Task requirements: From the records, pick out and copy each line containing "Умные".

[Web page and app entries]
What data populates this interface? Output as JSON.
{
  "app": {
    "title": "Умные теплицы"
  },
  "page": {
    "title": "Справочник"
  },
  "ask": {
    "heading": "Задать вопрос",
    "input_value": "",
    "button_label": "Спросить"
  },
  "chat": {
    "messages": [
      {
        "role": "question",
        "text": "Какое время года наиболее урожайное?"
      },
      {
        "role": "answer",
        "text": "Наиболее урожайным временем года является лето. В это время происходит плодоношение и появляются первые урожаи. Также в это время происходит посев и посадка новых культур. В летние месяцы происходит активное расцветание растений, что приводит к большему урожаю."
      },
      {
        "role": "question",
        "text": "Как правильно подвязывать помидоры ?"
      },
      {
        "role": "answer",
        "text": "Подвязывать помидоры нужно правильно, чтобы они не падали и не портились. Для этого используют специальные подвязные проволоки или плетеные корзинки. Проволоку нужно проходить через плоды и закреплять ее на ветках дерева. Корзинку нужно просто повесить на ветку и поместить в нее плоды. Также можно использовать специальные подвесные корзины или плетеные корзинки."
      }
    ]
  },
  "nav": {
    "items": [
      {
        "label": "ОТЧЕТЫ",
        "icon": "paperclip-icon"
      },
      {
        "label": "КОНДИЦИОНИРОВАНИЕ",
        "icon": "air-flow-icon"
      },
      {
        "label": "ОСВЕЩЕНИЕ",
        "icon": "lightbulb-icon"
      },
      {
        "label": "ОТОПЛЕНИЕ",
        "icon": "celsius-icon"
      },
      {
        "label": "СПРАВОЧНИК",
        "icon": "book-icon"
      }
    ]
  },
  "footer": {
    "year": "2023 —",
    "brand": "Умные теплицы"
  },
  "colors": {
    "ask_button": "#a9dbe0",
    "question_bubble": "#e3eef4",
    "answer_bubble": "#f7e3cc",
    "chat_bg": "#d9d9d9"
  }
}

Your solution:
    "title": "Умные теплицы"
    "brand": "Умные теплицы"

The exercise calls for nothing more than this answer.